— Activity —
Within the entries below, find each line containing the word "ringing" and copy it.

— Records shown —
········

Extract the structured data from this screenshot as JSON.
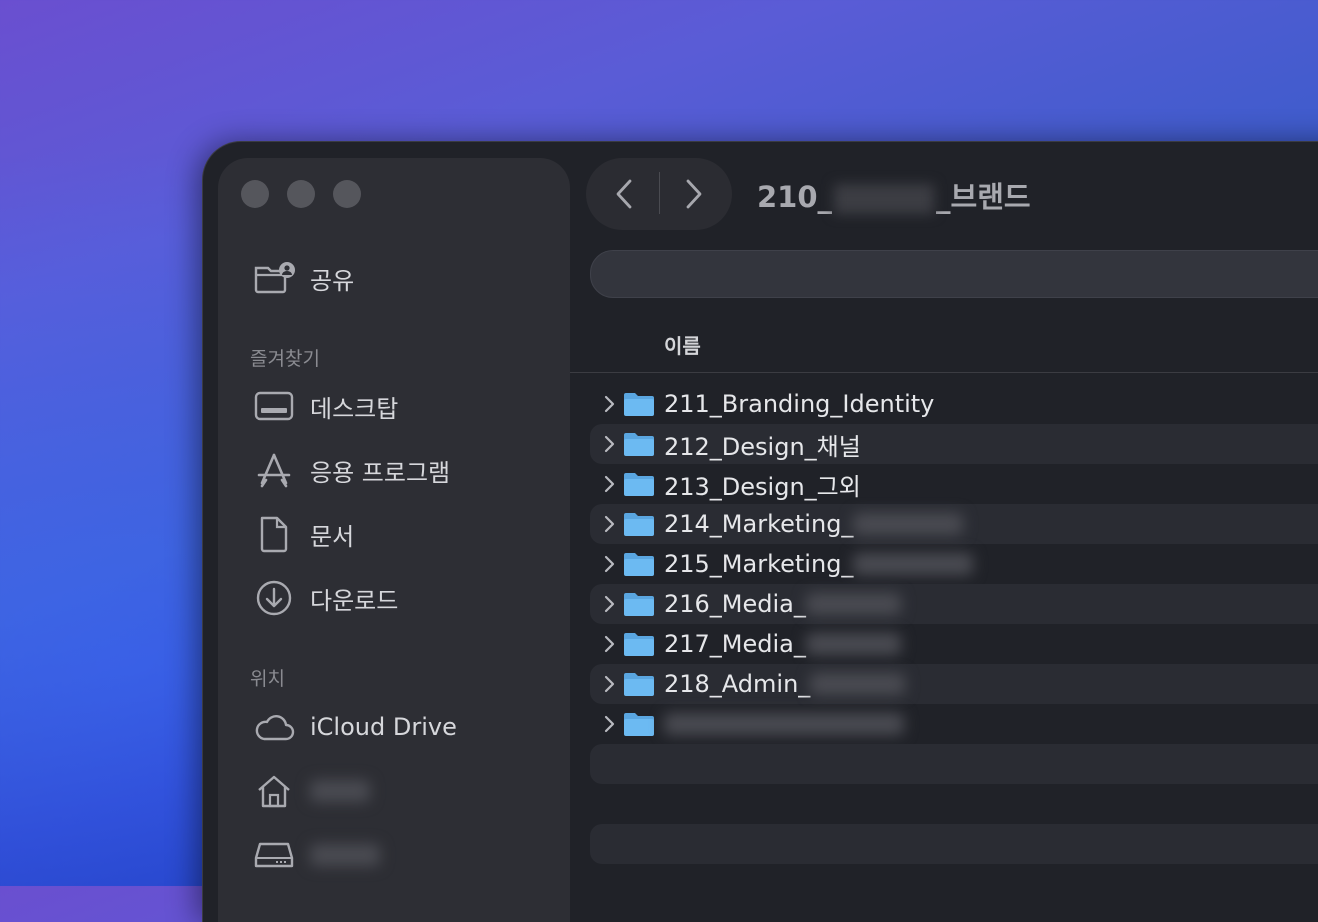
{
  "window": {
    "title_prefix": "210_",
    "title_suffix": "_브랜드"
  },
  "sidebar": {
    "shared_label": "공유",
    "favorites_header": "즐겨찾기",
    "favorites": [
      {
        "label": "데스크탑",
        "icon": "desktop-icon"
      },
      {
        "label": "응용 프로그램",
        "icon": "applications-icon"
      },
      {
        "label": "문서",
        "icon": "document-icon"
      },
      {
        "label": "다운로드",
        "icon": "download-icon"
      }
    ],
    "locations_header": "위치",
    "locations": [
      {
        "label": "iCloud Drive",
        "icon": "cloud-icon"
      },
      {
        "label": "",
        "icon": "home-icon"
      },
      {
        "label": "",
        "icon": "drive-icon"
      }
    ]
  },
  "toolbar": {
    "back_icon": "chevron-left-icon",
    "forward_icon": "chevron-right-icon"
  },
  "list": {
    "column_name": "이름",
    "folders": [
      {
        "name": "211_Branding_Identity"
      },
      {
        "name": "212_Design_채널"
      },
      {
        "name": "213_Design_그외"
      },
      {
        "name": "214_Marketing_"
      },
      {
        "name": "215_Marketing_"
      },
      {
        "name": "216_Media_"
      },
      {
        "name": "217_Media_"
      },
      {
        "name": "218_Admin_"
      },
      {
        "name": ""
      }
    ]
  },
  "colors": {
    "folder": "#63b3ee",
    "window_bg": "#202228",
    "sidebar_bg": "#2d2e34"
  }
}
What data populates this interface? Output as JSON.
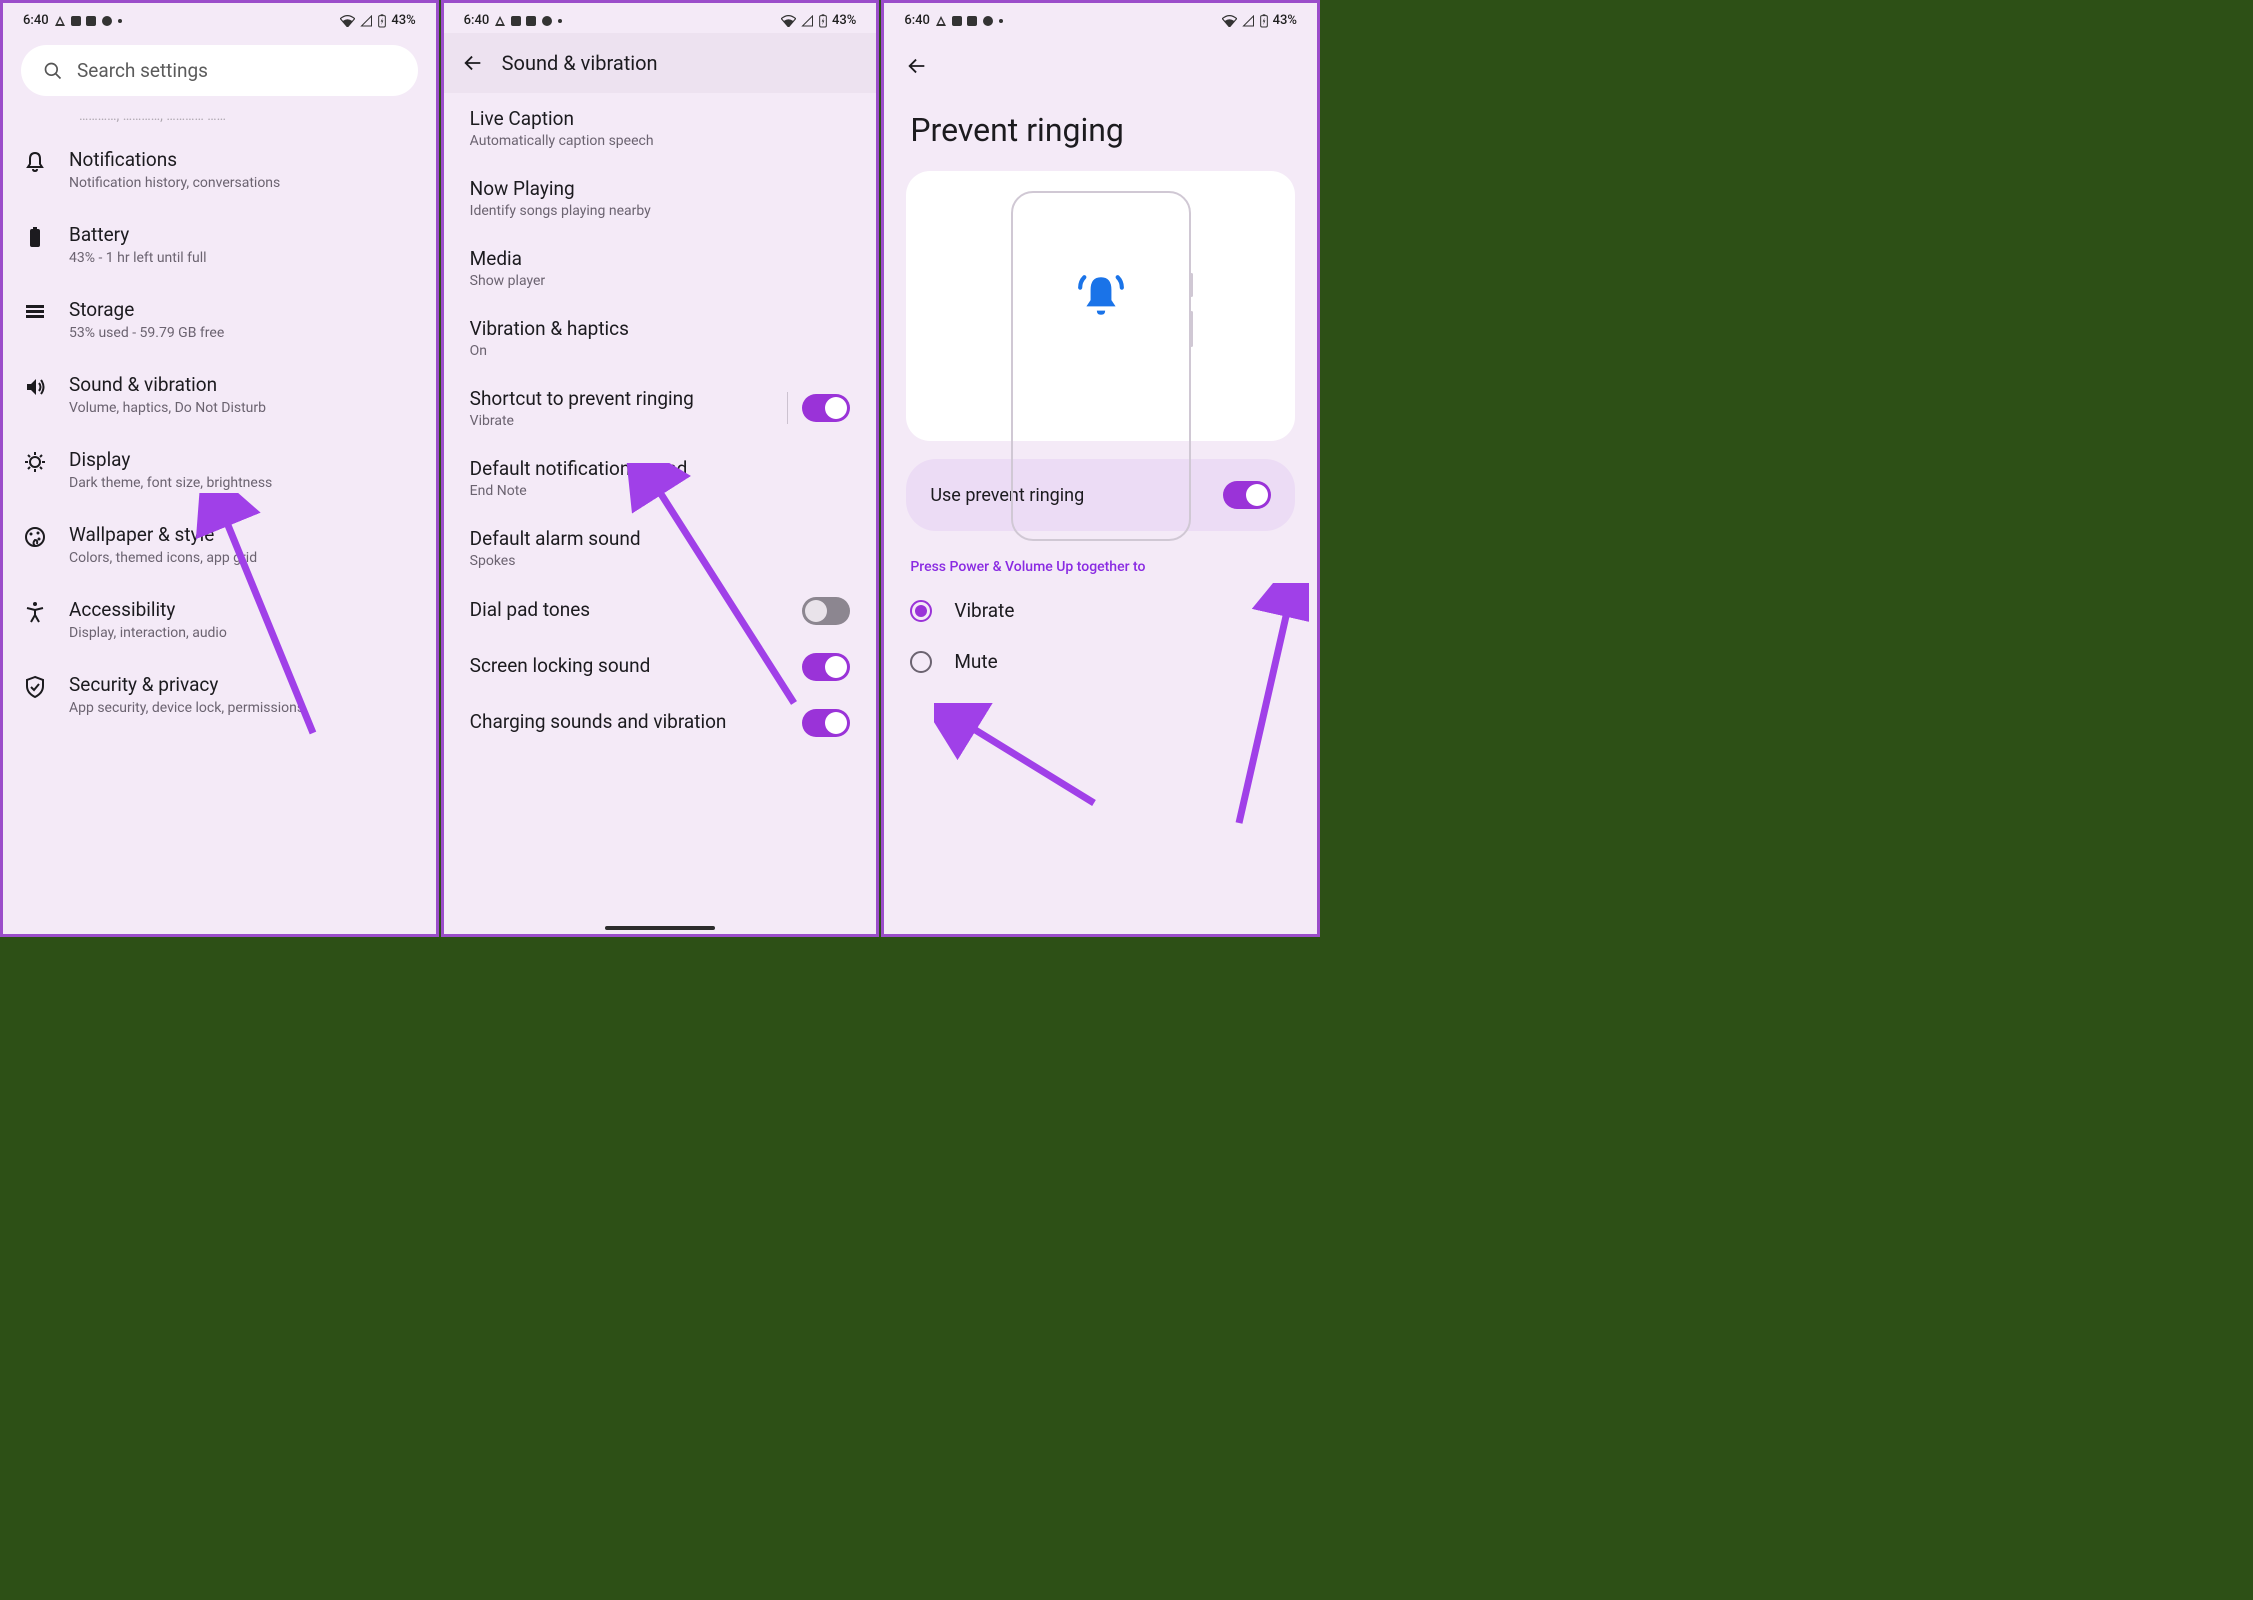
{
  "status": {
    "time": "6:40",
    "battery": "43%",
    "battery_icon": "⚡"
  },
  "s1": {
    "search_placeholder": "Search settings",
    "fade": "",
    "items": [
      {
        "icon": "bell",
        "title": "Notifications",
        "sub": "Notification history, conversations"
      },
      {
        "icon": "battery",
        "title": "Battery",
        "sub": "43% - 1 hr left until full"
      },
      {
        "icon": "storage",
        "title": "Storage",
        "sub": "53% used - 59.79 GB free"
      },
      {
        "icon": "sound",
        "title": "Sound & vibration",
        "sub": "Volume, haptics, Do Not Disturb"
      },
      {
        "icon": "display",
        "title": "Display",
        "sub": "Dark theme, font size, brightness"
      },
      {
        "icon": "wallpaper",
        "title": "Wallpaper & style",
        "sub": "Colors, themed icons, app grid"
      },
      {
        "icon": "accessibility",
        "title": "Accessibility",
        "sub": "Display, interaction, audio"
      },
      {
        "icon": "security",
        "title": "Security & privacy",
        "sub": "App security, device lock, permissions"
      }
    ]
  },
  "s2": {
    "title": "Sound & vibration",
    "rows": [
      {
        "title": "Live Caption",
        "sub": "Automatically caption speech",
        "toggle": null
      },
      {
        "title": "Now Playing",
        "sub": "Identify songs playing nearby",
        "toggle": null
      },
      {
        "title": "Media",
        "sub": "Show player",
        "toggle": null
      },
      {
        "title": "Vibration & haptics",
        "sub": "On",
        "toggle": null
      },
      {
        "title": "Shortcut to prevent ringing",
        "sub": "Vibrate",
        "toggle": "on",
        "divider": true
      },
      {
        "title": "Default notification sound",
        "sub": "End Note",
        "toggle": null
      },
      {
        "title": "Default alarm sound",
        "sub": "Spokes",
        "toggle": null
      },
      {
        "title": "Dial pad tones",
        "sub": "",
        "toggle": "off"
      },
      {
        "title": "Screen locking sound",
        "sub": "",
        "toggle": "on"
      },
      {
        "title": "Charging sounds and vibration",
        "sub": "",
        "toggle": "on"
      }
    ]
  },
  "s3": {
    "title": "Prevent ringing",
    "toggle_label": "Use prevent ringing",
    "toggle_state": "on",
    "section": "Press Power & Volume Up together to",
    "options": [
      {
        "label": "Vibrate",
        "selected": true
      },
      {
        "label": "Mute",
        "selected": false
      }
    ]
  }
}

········

— Reply to the task —
        "title": "Shortcut to prevent ringing",
    "title": "Prevent ringing",
    "toggle_label": "Use prevent ringing",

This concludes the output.